[Page and application data records]
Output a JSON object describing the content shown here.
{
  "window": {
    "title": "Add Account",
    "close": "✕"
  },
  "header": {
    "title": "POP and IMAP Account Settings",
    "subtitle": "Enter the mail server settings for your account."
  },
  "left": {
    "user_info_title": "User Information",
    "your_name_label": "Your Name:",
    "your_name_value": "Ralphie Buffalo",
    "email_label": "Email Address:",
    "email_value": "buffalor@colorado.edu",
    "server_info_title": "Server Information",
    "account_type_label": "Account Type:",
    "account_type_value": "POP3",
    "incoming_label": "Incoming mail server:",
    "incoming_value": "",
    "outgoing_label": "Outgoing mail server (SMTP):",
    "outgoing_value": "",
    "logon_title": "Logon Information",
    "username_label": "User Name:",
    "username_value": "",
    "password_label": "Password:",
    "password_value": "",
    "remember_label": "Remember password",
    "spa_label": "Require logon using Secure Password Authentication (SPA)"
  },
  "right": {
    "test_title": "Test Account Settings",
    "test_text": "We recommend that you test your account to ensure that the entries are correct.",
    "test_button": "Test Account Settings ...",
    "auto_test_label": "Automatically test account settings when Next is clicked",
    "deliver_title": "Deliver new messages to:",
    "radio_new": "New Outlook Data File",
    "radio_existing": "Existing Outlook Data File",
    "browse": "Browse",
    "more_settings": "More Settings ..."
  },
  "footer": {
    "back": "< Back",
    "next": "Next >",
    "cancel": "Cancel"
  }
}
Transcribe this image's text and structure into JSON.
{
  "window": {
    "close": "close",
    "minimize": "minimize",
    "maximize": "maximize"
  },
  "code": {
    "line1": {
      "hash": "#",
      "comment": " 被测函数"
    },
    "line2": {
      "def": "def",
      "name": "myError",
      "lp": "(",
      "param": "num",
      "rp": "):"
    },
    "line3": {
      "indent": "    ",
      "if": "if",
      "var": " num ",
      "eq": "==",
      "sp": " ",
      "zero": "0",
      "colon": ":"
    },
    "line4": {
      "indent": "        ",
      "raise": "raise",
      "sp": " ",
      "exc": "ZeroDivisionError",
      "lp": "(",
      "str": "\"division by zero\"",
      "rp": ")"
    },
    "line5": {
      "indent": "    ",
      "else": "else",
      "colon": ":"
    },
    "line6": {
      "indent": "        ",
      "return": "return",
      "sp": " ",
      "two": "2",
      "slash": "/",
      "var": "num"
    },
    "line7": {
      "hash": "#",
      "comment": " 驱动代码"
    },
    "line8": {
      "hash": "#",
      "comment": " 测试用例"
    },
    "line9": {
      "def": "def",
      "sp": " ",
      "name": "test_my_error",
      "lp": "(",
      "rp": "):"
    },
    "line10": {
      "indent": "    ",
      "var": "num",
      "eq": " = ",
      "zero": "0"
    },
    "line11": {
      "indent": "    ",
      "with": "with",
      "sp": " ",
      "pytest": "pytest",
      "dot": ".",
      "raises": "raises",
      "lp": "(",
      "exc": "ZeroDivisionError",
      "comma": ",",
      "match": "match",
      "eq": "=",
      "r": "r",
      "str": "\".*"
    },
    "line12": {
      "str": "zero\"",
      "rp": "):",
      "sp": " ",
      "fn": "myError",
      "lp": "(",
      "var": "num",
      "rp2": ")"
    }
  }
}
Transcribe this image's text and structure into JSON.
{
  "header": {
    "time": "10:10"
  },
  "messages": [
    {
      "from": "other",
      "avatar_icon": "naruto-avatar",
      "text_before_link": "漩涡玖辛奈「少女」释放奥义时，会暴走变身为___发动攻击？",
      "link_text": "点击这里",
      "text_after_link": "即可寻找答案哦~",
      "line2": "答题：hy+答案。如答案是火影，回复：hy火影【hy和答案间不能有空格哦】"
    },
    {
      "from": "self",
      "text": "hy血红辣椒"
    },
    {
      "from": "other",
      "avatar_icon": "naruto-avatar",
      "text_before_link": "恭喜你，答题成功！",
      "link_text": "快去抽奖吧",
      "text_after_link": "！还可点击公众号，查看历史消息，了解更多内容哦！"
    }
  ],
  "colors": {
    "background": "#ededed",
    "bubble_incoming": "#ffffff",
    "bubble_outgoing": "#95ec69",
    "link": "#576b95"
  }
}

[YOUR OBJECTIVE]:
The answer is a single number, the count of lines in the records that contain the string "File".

[ANSWER AREA]:
2